DCN October 2017 - Page 24

Green IT Reaping the rewards of green computing is, simply put, good business. Data centres having a strategy to contribute to green computing have several advantages, including: A lower net cost of computing as a result of heat recovery and grid services that generate additional revenue; lower legal, regulatory and political risk in the European political context; a stronger local connection that expands the scope for legitimate growth over time thanks to positive synergies – such as grid services and heat recovery – that benefit the neighborhood or the municipality and also, a lower cost of green financing with investments in sustainable and environmentally friendly infrastructure. Last, but not least, greater demand from customers making conscious choices to offer end-users the attractiveness of ‘clicking green’ is also an advantage. Practically implementing a strategy for green computing involves using multiple means. The most critical is to choose a geography that has conditions and 24 | October 2017 regulations that are conducive to sustainable solutions. Particularly relevant in this context is the supply elasticity of renewable electricity, the value of heating and tax incentives for green and energy efficient solutions. Related to the choice of geography is the more specific question of site selection. Finding real estate that permits efficient greenfield design and net zero solutions involves finding appropriately zoned land in proximity of densely populated areas. Building hyperscale is a straightforward way to achieve efficiencies, both with respect to capital utilisation and contributions to fixed costs. To be able to combine hyperscale with grid services and net zero solutions it is typically advantageous to be connected to multiple strong infrastructures. Finally, energy efficient and sustainable solutions benefit from system optimisation, i.e. an integrated view of the value added chain of IT-as-a-Service. “Data centres can contribute to sustainability by applying a green strategy.” Stockholm offers an interesting commercial and technical test bed for green computing. There are ongoing changes and upcoming possibilities in all areas of green computing discussed in this article. First, the TSO – i.e. Swedish national grid operator SVK - is considering opening the market for the Frequency Containment Reserve allowing private companies to provide balancing services that would give them additional revenues from local energy storage and load management capabilities. Second, large data centres have direct access to renewable energy generation with a forecasted expansion of wind power in Sweden of approximately 2,000MW during 2017-2020. The 9,133MW permitted, yet to be constructed, onshore wind power projects in Sweden gives further room for extensive renewable energy supply. Third, an emerging market for highly efficient Stockholm-based hyperscale data centres can be seen with the forthcoming AWS cloud region and the forthcoming Multigrid wholesale region as well as the expanding Digiplex wholesale campus and Ericsson’s global ICT Centre.

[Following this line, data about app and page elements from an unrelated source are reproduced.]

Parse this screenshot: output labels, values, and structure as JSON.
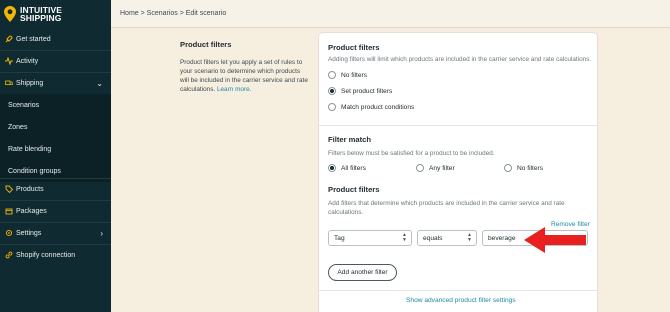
{
  "brand": {
    "line1": "INTUITIVE",
    "line2": "SHIPPING",
    "accent": "#f2b705"
  },
  "sidebar": {
    "items": [
      {
        "label": "Get started",
        "icon": "rocket-icon"
      },
      {
        "label": "Activity",
        "icon": "activity-icon"
      },
      {
        "label": "Shipping",
        "icon": "truck-icon"
      },
      {
        "label": "Scenarios"
      },
      {
        "label": "Zones"
      },
      {
        "label": "Rate blending"
      },
      {
        "label": "Condition groups"
      },
      {
        "label": "Products",
        "icon": "tag-icon"
      },
      {
        "label": "Packages",
        "icon": "box-icon"
      },
      {
        "label": "Settings",
        "icon": "gear-icon"
      },
      {
        "label": "Shopify connection",
        "icon": "link-icon"
      }
    ]
  },
  "breadcrumb": "Home > Scenarios > Edit scenario",
  "description": {
    "title": "Product filters",
    "text": "Product filters let you apply a set of rules to your scenario to determine which products will be included in the carrier service and rate calculations.",
    "link": "Learn more."
  },
  "card": {
    "product_filters": {
      "title": "Product filters",
      "help": "Adding filters will limit which products are included in the carrier service and rate calculations.",
      "options": [
        "No filters",
        "Set product filters",
        "Match product conditions"
      ],
      "selected": "Set product filters"
    },
    "filter_match": {
      "title": "Filter match",
      "help": "Filters below must be satisfied for a product to be included.",
      "options": [
        "All filters",
        "Any filter",
        "No filters"
      ],
      "selected": "All filters"
    },
    "filters": {
      "title": "Product filters",
      "help": "Add filters that determine which products are included in the carrier service and rate calculations.",
      "remove_label": "Remove filter",
      "field": "Tag",
      "operator": "equals",
      "value": "beverage",
      "add_label": "Add another filter",
      "advanced_label": "Show advanced product filter settings"
    }
  }
}
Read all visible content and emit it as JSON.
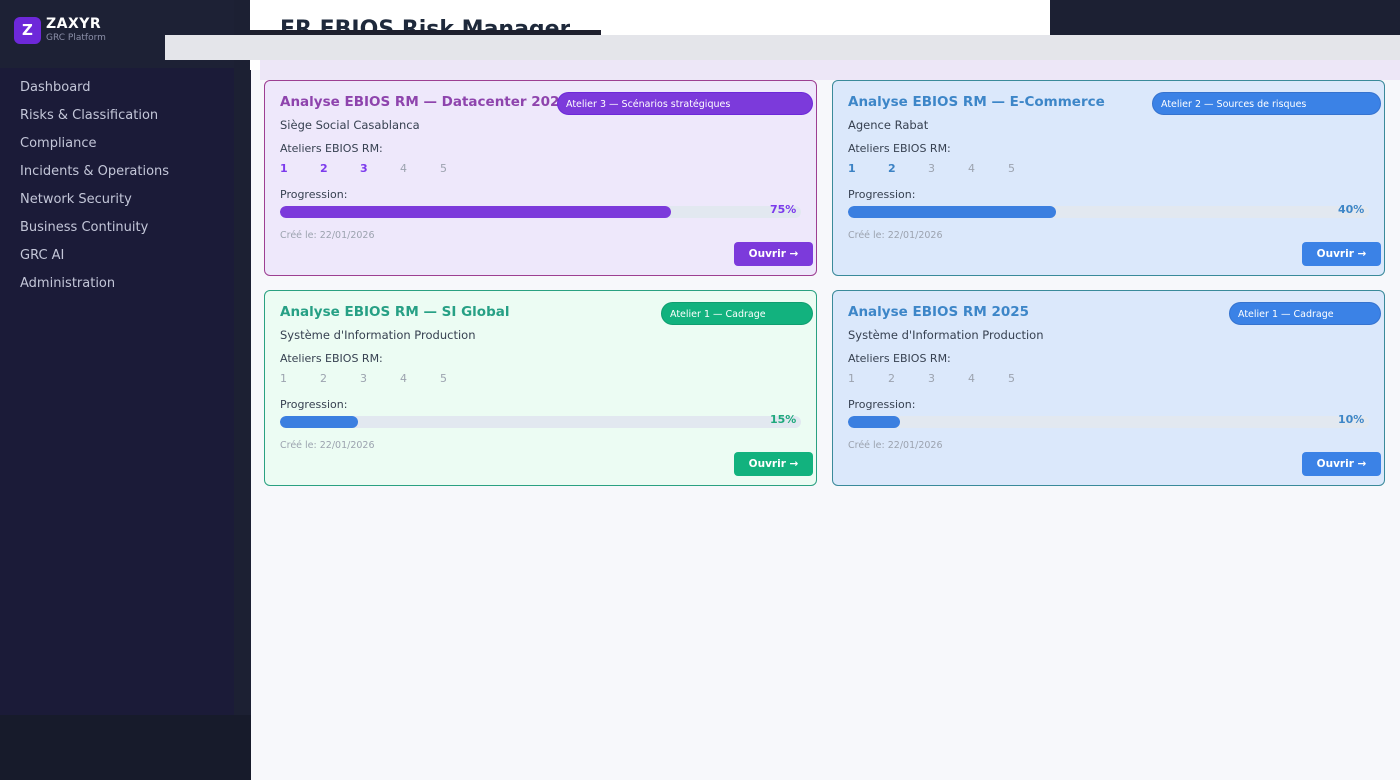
{
  "brand": {
    "logo_letter": "Z",
    "name": "ZAXYR",
    "subtitle": "GRC Platform"
  },
  "sidebar": {
    "items": [
      {
        "label": "Dashboard"
      },
      {
        "label": "Risks & Classification"
      },
      {
        "label": "Compliance"
      },
      {
        "label": "Incidents & Operations"
      },
      {
        "label": "Network Security"
      },
      {
        "label": "Business Continuity"
      },
      {
        "label": "GRC AI"
      },
      {
        "label": "Administration"
      }
    ]
  },
  "header": {
    "title": "FR  EBIOS Risk Manager"
  },
  "common": {
    "ateliers_label": "Ateliers EBIOS RM:",
    "progress_label": "Progression:",
    "open_label": "Ouvrir →",
    "steps": [
      "1",
      "2",
      "3",
      "4",
      "5"
    ]
  },
  "cards": [
    {
      "title": "Analyse EBIOS RM — Datacenter 2025",
      "badge": "Atelier 3 — Scénarios stratégiques",
      "site": "Siège Social Casablanca",
      "completed_steps": 3,
      "progress": 75,
      "progress_text": "75%",
      "created": "Créé le: 22/01/2026",
      "theme": "purple"
    },
    {
      "title": "Analyse EBIOS RM — E-Commerce",
      "badge": "Atelier 2 — Sources de risques",
      "site": "Agence Rabat",
      "completed_steps": 2,
      "progress": 40,
      "progress_text": "40%",
      "created": "Créé le: 22/01/2026",
      "theme": "blue"
    },
    {
      "title": "Analyse EBIOS RM — SI Global",
      "badge": "Atelier 1 — Cadrage",
      "site": "Système d'Information Production",
      "completed_steps": 0,
      "progress": 15,
      "progress_text": "15%",
      "created": "Créé le: 22/01/2026",
      "theme": "green"
    },
    {
      "title": "Analyse EBIOS RM 2025",
      "badge": "Atelier 1 — Cadrage",
      "site": "Système d'Information Production",
      "completed_steps": 0,
      "progress": 10,
      "progress_text": "10%",
      "created": "Créé le: 22/01/2026",
      "theme": "blue"
    }
  ]
}
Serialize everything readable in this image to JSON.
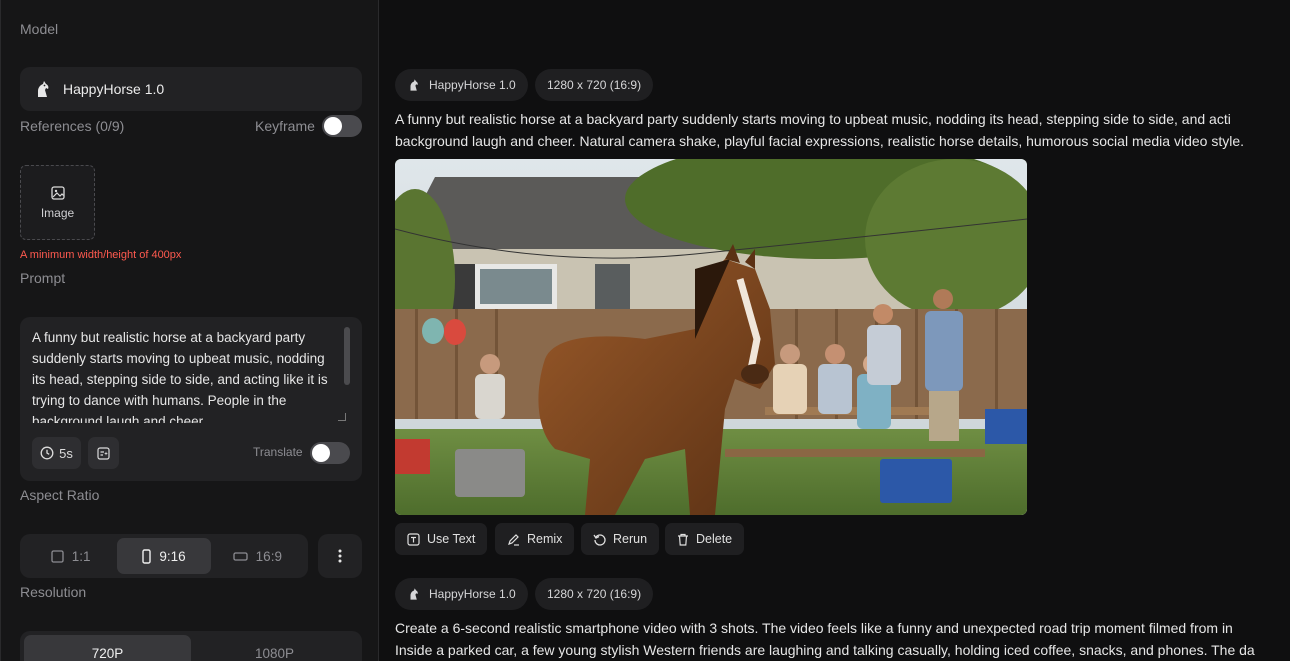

Fourth, recent examples of changes that make buildings more sustainable include green roofs used to handle storm water and non-evaporative or cl